> [ABOUT THIS TASK]:
The lines to copy are those in the listing below that contain the word "icon".

::: RECORDS FOR PROCESSING

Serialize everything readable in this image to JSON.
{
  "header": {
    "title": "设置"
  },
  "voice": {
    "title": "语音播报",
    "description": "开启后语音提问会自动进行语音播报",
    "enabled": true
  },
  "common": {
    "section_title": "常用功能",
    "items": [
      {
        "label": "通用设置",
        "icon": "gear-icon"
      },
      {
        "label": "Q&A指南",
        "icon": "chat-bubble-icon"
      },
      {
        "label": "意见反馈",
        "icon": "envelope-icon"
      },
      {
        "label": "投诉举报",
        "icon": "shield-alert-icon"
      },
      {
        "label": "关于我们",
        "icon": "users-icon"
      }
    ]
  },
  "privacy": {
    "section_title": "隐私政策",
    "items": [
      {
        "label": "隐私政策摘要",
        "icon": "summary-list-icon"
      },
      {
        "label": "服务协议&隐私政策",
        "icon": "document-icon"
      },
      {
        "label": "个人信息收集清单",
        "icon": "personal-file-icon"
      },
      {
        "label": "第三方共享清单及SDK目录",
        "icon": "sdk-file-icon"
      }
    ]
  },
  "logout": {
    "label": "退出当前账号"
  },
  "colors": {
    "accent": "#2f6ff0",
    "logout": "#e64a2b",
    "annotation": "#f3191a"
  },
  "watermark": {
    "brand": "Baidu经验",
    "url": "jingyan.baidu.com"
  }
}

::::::
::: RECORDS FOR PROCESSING

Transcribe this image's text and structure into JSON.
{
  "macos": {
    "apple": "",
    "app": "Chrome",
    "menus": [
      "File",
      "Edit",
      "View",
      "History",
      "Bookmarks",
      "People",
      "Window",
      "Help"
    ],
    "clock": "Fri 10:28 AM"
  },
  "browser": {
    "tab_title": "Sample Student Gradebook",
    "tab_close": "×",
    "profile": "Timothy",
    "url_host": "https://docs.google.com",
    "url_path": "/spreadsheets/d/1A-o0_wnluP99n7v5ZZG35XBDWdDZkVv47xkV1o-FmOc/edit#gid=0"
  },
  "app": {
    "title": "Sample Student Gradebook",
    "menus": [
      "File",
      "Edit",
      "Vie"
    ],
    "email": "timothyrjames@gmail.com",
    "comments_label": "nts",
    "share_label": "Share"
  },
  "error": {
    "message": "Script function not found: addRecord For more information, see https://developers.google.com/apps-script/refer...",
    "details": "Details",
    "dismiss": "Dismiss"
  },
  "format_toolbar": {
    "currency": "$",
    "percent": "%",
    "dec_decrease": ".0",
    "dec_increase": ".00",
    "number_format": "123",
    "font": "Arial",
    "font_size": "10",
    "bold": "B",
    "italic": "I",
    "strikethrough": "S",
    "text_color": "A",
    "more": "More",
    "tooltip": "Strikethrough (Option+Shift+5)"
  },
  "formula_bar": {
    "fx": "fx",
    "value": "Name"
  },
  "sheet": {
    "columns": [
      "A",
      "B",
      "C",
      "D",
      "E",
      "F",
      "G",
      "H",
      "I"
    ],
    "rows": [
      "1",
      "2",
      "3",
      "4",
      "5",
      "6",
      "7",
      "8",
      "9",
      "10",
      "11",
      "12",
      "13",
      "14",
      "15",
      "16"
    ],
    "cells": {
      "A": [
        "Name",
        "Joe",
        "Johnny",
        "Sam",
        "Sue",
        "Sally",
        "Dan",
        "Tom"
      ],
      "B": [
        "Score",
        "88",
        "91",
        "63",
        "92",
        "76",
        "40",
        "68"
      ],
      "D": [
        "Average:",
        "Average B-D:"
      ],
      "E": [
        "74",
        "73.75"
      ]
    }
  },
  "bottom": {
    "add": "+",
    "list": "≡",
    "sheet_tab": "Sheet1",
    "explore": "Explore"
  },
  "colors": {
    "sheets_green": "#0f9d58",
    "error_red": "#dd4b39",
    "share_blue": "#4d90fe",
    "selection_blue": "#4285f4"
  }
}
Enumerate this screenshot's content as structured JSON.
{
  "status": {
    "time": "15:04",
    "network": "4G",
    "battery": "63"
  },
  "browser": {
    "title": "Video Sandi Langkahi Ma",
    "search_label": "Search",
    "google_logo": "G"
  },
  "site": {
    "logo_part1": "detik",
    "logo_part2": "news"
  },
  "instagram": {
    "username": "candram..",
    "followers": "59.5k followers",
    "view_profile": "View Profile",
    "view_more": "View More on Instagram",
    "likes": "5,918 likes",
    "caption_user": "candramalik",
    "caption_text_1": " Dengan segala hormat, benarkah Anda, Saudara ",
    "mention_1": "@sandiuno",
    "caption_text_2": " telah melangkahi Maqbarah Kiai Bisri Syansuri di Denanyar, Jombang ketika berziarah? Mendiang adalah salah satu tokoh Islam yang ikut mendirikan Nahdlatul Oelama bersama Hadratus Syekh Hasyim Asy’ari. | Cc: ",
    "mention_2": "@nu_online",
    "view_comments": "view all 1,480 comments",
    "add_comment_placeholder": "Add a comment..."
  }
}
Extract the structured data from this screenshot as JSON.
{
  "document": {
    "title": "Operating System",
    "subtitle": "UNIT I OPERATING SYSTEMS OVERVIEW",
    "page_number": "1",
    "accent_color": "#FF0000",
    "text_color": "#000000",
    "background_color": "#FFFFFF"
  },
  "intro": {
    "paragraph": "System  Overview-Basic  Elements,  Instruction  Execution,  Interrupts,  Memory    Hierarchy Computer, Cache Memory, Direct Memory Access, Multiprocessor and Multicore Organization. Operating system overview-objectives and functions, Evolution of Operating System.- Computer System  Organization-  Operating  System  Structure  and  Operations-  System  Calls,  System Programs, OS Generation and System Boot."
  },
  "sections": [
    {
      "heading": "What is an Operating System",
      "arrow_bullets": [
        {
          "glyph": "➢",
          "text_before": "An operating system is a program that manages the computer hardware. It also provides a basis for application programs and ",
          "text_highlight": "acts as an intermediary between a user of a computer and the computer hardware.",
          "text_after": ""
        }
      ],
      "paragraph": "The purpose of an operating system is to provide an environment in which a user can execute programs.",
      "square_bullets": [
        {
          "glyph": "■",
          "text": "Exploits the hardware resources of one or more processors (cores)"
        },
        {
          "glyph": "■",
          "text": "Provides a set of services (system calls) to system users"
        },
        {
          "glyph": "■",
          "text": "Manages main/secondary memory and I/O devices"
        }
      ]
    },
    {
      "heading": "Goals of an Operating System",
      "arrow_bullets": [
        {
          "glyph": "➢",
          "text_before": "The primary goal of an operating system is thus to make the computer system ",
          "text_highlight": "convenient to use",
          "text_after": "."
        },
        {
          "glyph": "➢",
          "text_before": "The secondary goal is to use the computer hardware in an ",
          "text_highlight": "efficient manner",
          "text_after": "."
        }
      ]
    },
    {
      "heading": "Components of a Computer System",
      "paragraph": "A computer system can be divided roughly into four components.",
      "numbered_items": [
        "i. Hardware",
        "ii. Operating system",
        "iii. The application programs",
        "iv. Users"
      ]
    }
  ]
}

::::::

> [WRITTEN RESPONSE]:
        "icon": "gear-icon"
        "icon": "chat-bubble-icon"
        "icon": "envelope-icon"
        "icon": "shield-alert-icon"
        "icon": "users-icon"
        "icon": "summary-list-icon"
        "icon": "document-icon"
        "icon": "personal-file-icon"
        "icon": "sdk-file-icon"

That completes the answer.